When I went to the staff store to get candles today all they had were green or black. The dining room has yellow walls so I couldn’t see green – the black candles in the black holders look different. It really does look like a home now – those few touches of things that are ours make a big difference.
Even got three of the vases out and have them filled with zinnias and naturally the sewing machine is open – I am itching to make something. Herb wants first rights, summer-weight shirts with short sleeves, collar band and button down. But until I can find the material, maybe I can make something else. Remember back to school days when the first thing they taught you was starting a paragraph for each new thought? I really learned my lesson!
Tell Bel we are sorry to hear of her troubles with the house. As you said, they can’t do anything to her just because she won’t take a second mortgage. At this point she is better off out of the whole deal. I wonder where the people feel they can fight her, they can’t even get their own money, and she is not a money lender. They better just go stick it. Hope this last sentence doesn’t get passed around the country.
On the packages, Mrs. Kuna won’t have her return address on them because we put my mother’s address as return on your packages and turn about. We don’t have mail delivery to the door. Herb has it taken to him at the office and that way we get it about 2 or 3 days sooner. No sense in sitting around Abadan when we could be reading it.

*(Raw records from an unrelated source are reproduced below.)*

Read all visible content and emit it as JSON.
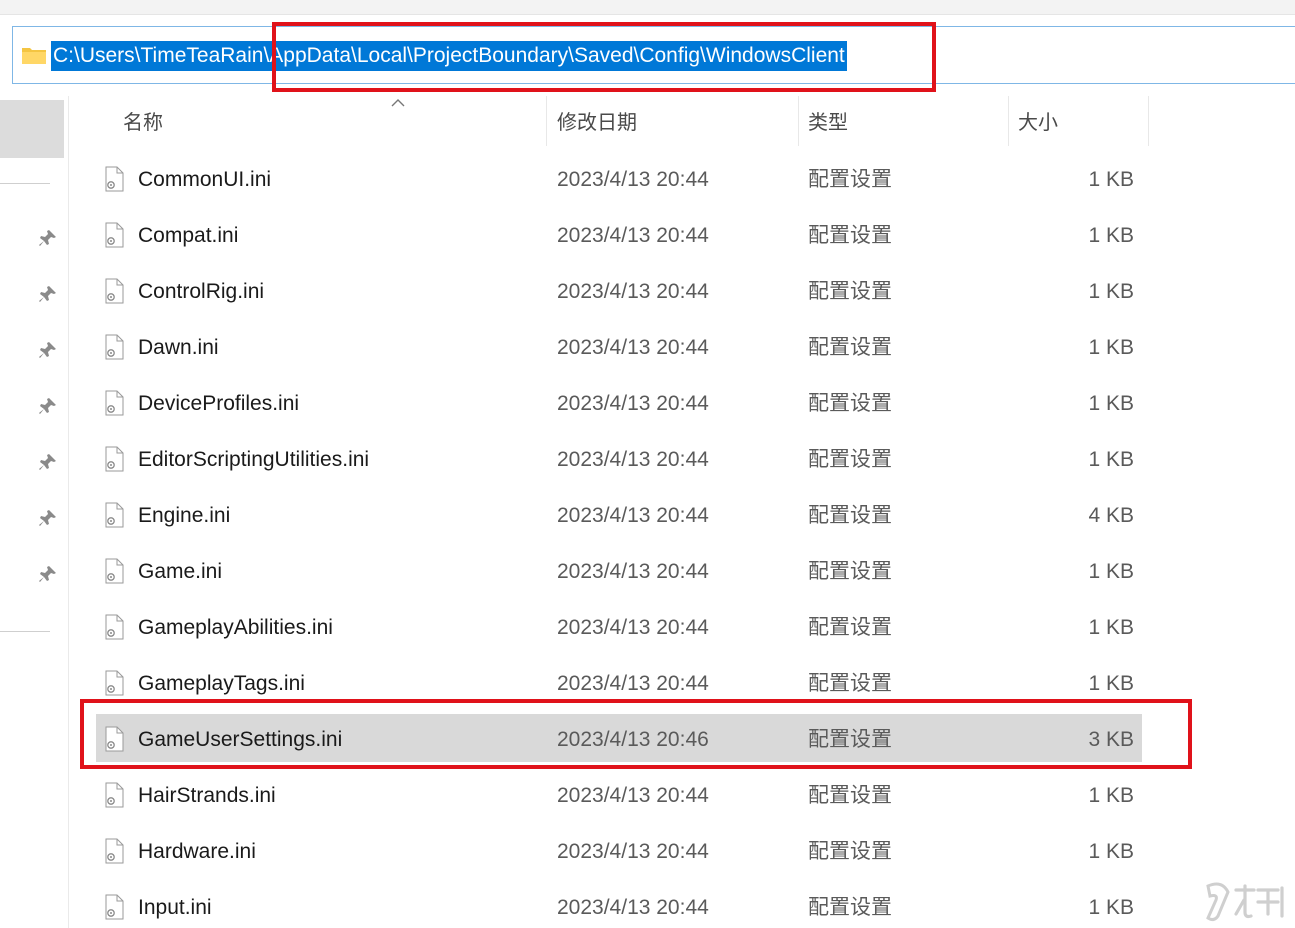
{
  "address_bar": {
    "path": "C:\\Users\\TimeTeaRain\\AppData\\Local\\ProjectBoundary\\Saved\\Config\\WindowsClient"
  },
  "columns": {
    "name": "名称",
    "date": "修改日期",
    "type": "类型",
    "size": "大小"
  },
  "files": [
    {
      "name": "CommonUI.ini",
      "date": "2023/4/13 20:44",
      "type": "配置设置",
      "size": "1 KB"
    },
    {
      "name": "Compat.ini",
      "date": "2023/4/13 20:44",
      "type": "配置设置",
      "size": "1 KB"
    },
    {
      "name": "ControlRig.ini",
      "date": "2023/4/13 20:44",
      "type": "配置设置",
      "size": "1 KB"
    },
    {
      "name": "Dawn.ini",
      "date": "2023/4/13 20:44",
      "type": "配置设置",
      "size": "1 KB"
    },
    {
      "name": "DeviceProfiles.ini",
      "date": "2023/4/13 20:44",
      "type": "配置设置",
      "size": "1 KB"
    },
    {
      "name": "EditorScriptingUtilities.ini",
      "date": "2023/4/13 20:44",
      "type": "配置设置",
      "size": "1 KB"
    },
    {
      "name": "Engine.ini",
      "date": "2023/4/13 20:44",
      "type": "配置设置",
      "size": "4 KB"
    },
    {
      "name": "Game.ini",
      "date": "2023/4/13 20:44",
      "type": "配置设置",
      "size": "1 KB"
    },
    {
      "name": "GameplayAbilities.ini",
      "date": "2023/4/13 20:44",
      "type": "配置设置",
      "size": "1 KB"
    },
    {
      "name": "GameplayTags.ini",
      "date": "2023/4/13 20:44",
      "type": "配置设置",
      "size": "1 KB"
    },
    {
      "name": "GameUserSettings.ini",
      "date": "2023/4/13 20:46",
      "type": "配置设置",
      "size": "3 KB"
    },
    {
      "name": "HairStrands.ini",
      "date": "2023/4/13 20:44",
      "type": "配置设置",
      "size": "1 KB"
    },
    {
      "name": "Hardware.ini",
      "date": "2023/4/13 20:44",
      "type": "配置设置",
      "size": "1 KB"
    },
    {
      "name": "Input.ini",
      "date": "2023/4/13 20:44",
      "type": "配置设置",
      "size": "1 KB"
    }
  ],
  "selected_file": "GameUserSettings.ini",
  "watermark": "九游",
  "colors": {
    "address_selection": "#0078d7",
    "highlight_box": "#e0121a",
    "selected_row": "#d9d9d9"
  }
}
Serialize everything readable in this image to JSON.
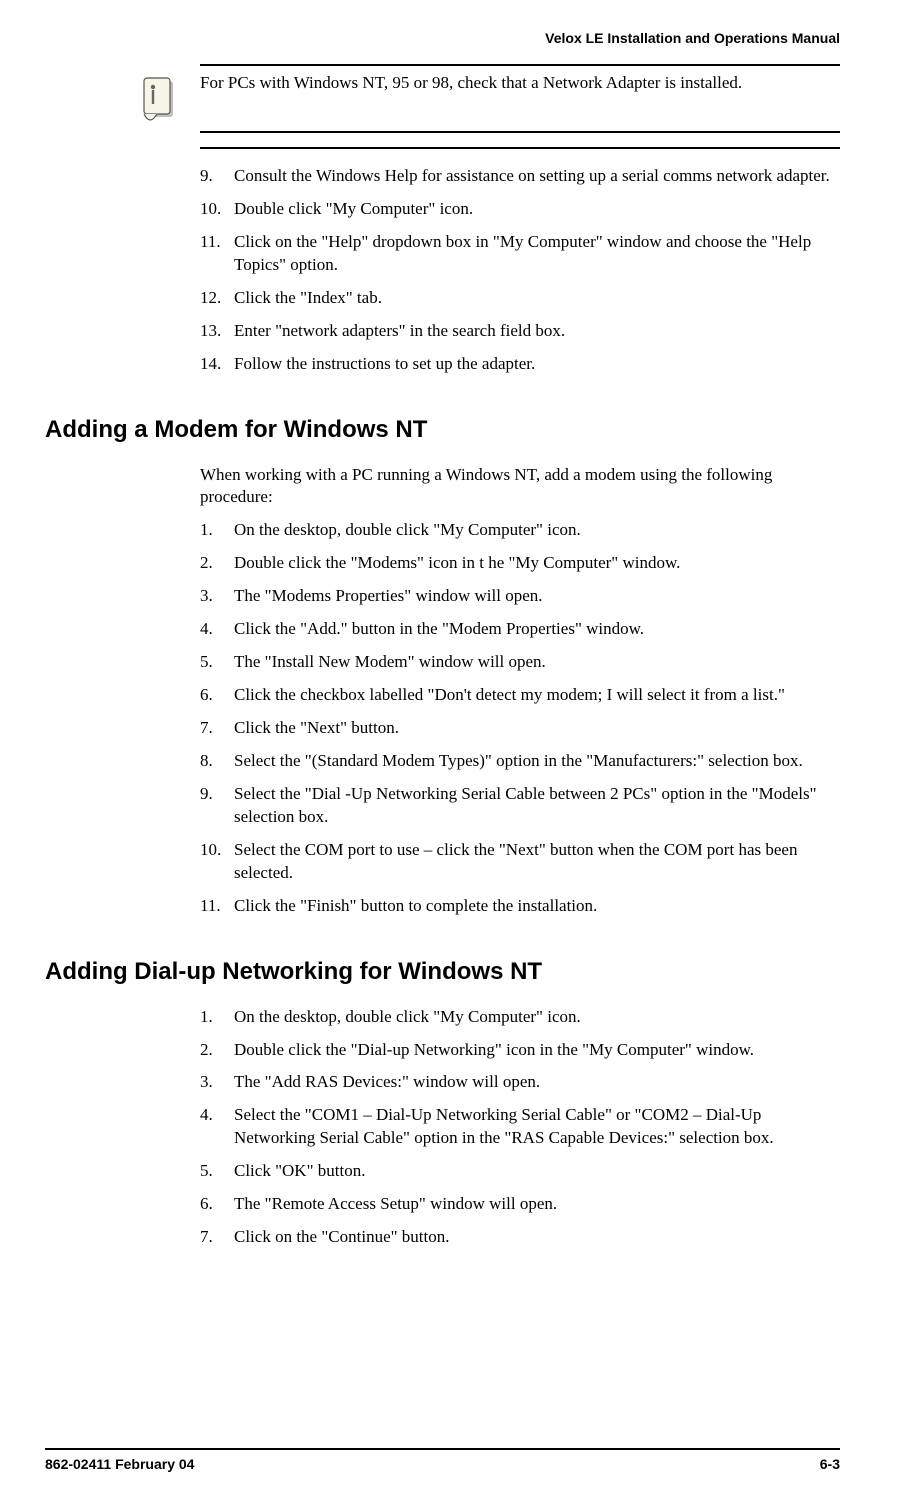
{
  "header": {
    "title": "Velox LE Installation and Operations Manual"
  },
  "note": {
    "text": "For PCs with Windows NT, 95 or 98, check that a Network Adapter is installed."
  },
  "top_steps": [
    {
      "num": "9.",
      "text": "Consult the Windows Help for assistance on setting up a serial comms network adapter."
    },
    {
      "num": "10.",
      "text": "Double click \"My Computer\" icon."
    },
    {
      "num": "11.",
      "text": "Click on the \"Help\" dropdown box in \"My Computer\" window and choose the \"Help Topics\" option."
    },
    {
      "num": "12.",
      "text": "Click the \"Index\" tab."
    },
    {
      "num": "13.",
      "text": "Enter \"network adapters\" in the search field box."
    },
    {
      "num": "14.",
      "text": "Follow the instructions to set up the adapter."
    }
  ],
  "section1": {
    "heading": "Adding a Modem for Windows NT",
    "intro": "When working with a PC running a Windows NT, add a modem using the following procedure:",
    "steps": [
      {
        "num": "1.",
        "text": "On the desktop, double click \"My Computer\" icon."
      },
      {
        "num": "2.",
        "text": "Double click the \"Modems\" icon in t he \"My Computer\" window."
      },
      {
        "num": "3.",
        "text": "The \"Modems Properties\" window will open."
      },
      {
        "num": "4.",
        "text": "Click the \"Add.\" button in the \"Modem Properties\" window."
      },
      {
        "num": "5.",
        "text": "The \"Install New Modem\" window will open."
      },
      {
        "num": "6.",
        "text": "Click the checkbox labelled \"Don't detect my modem; I will select it from a list.\""
      },
      {
        "num": "7.",
        "text": "Click the \"Next\" button."
      },
      {
        "num": "8.",
        "text": "Select the \"(Standard Modem Types)\" option in the \"Manufacturers:\" selection box."
      },
      {
        "num": "9.",
        "text": "Select the \"Dial -Up Networking Serial Cable between 2 PCs\" option in the \"Models\" selection box."
      },
      {
        "num": "10.",
        "text": "Select the COM port to use  – click the \"Next\" button when the COM port has been selected."
      },
      {
        "num": "11.",
        "text": "Click the \"Finish\" button to complete the installation."
      }
    ]
  },
  "section2": {
    "heading": "Adding Dial-up Networking for Windows NT",
    "steps": [
      {
        "num": "1.",
        "text": "On the desktop, double click \"My Computer\" icon."
      },
      {
        "num": "2.",
        "text": "Double click the \"Dial-up Networking\" icon in the \"My Computer\" window."
      },
      {
        "num": "3.",
        "text": "The \"Add RAS Devices:\" window will open."
      },
      {
        "num": "4.",
        "text": "Select the \"COM1 – Dial-Up Networking Serial Cable\" or \"COM2 – Dial-Up Networking Serial Cable\" option in the \"RAS Capable Devices:\" selection box."
      },
      {
        "num": "5.",
        "text": "Click \"OK\" button."
      },
      {
        "num": "6.",
        "text": "The \"Remote Access Setup\" window will open."
      },
      {
        "num": "7.",
        "text": "Click on the \"Continue\" button."
      }
    ]
  },
  "footer": {
    "left": "862-02411 February 04",
    "right": "6-3"
  }
}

What a birthday dinner Dad had – some confusion! Did you all sleep well? You know what I mean I’m sure. The toe is okay now – it should be after three weeks, but it does still act up if I’m on it too much. It’s not the one to run this sewing machine so I’m okay. That was sure a messed up sentence, my mind went much faster than the fingers. Barb’s problem with no more babies underfoot, she solved her own way, thanks but I’m happy just the way we are, two nice little girls and never another diaper bottle I hope. I did bring one maternity dress pattern just as an insurance policy.
We finally got chickens back in the store so now I can try one of your recipes, and my cookbooks will be here in a few days. Can’t think of another thing that we really need to ask you to send. Mother has a shoebox of little things started and I did send her a pattern number to send me. There should be no duty on them as long as they are not Simplicity. Ruby Draper went to Tehran and took the address you got for me and bought several patterns. She was thrilled and so am I, we wear the same size. I think I’ve answered all the questions in your letter 12, so now I’ll put this machine away for a while, and get out the other one and sew and sew and sew. At long last. Take care of yourselves and above all take it easy. Tell Dad not to overdo himself at the island. He probably has his tomatoes out the window to keep him busy enough with this summer.
Love from us all!
Letters Home is a collection of letters written by our Mother (mostly) and our Father ( sometimes), that chronicles their life overseas, with two, then three, then four young girls. The letters were written to their mothers and are full of daily life, unique challenges, and humor. As we live in uncertain and challenging times, it seems fitting to share.
Browse through more Letters Home and the art quilts inspired by our parents adventures.